The $5 billion estimate comes from USA Today, which takes the data directly from the banks and credit card companies themselves:
Of the 10 institutions with the largest amount of credit card receivables, seven gave estimates about the credit card law’s impact. In all, the issuers —Citigroup, Bank of America, JPMorgan Chase, Wells Fargo, U.S. Bancorp, HSBC North America and Barclays Group US — will forgo at least $2.5 billion to $3.1 billion in fees just in 2010. Also, seven of the top 10 depositary institutions expect to take a combined $2.4 to $2.6 billion hit under the new overdraft rules and banks’ voluntary policy changes.
These numbers indicate that consumers will be paying less money for debit card overdrafts, late charges on credit cards, and other fees that have been changed by new federal laws. But does this mean that you’ll be paying less in fees overall? Not necessarily.
Banks really like making money (duh), and when one means of making money disappears, counter-offensives are launched swiftly, early, and often. Well before the new restrictions on fees went into effect, the credit card and debit card issuers were trying to figure out ways to make up anticipated losses, in the same way that health insurance companies are actively trying to maximize profits during the periods before and after health reform becomes fully actualized.
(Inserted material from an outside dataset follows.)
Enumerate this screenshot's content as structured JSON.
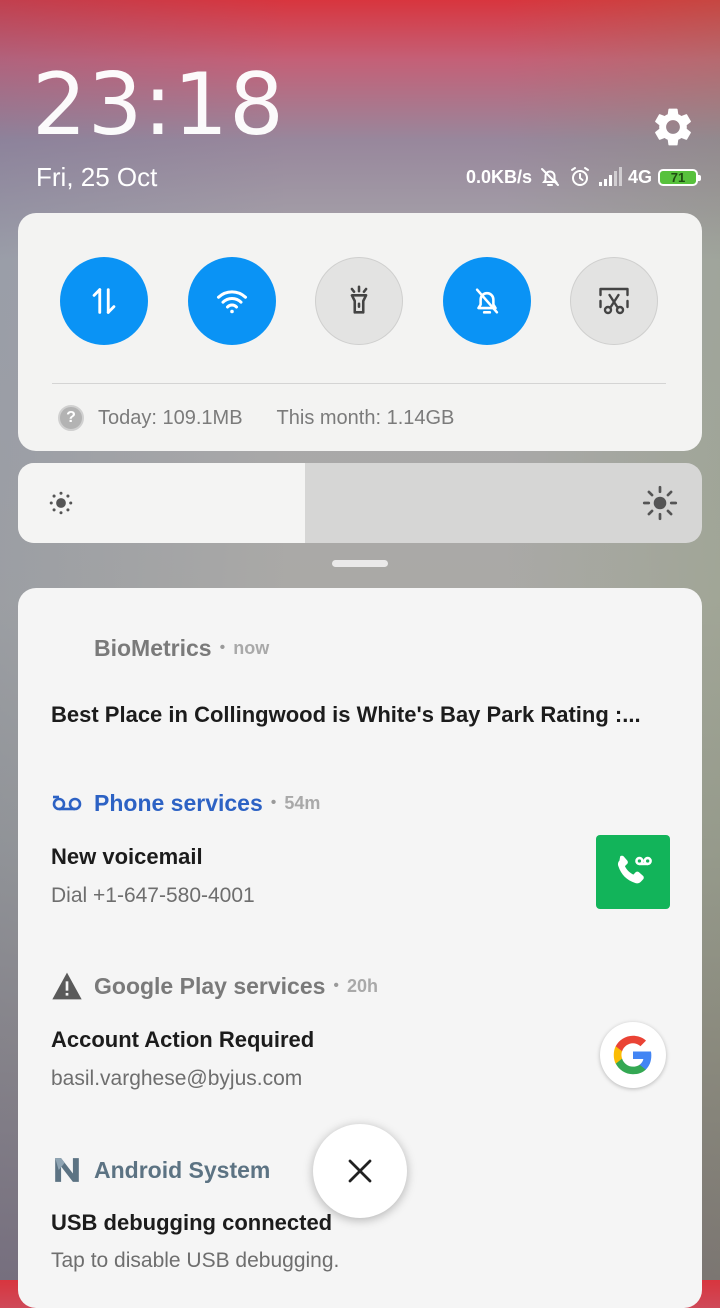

The reforms on credit card and debit card fees have helped consumers, and should continue to do so, but it’s ridiculous to say that the laws have magically made fees go away. Certainly not all of them. In some ways, the situation is one in which, simply put, new fees have replaced the old ones. And some of the new fees are quite absurd: For example, the credit card “inactivity fee,” which basically means you’re charged for NOT buying stuff. More typically, the reforms have brought with them other basic but no less annoying unintended consequences, including more fees (annual ones in particular), higher interest rates, and less credit period.
The overdraft proposition is one that should be monitored very carefully. Last year, banks pulled in something like $40 billion in overdraft charges, and that’s a gravy train that the financial institutions aren’t simply going to walk away from without a fight. The new changes will require customers to opt into overdraft protection if they want it. Doing so will allow you to use your debit card even if you don’t have enough money in your account to cover the tab—and for the service of providing such “protection,” the customer is charged about $35 a pop. The problem is that lots of customers do this unknowingly and get charged hundreds of dollars in fees for buying coffees, lunch, or other items that would have cost them a tiny fraction of the fees they’ll soon be paying.
The bigger problem is that, until now, most banks automatically signed up customers with overdraft protection without every asking anyone. And as Barney Frank put it, banks shouldn’t be doing people such “favors” without asking them. So the significant change is that now, customers will have to be asked if they want overdraft protection—and most don’t. In one survey, 80% of debit card holders said they’d opt out of such “protection.”
Anticipating a mass exodus of customers leaving overdraft protection behind, the banks have started campaigns to scare customers into accepting $35 fees. Then Bank of America surprised everyone by saying that its customers won’t be offered overdraft protection at all.
Like I said, everyone needs to watch what’s going on with this overdraft business, because it—and fees in general—are moving targets. Battling the banks and credit card companies is like Whack-A-Mole, and when one fee disappears, everyone should be on the lookout for new one(s) to pop up. Overdraft fees may be fading, so it wouldn’t be shocking to see, say, a large-scale return of checking account fees.
Hold your wallet. Be on the watch, ideally with a club in hand ready to whack new fees down. Don’t toss those letters arriving in the mail from your bank and credit card issuers without reading them carefully. Your terms can and likely will be changing, and not necessarily for the better.
Should ATM Fees Be Capped at 50¢?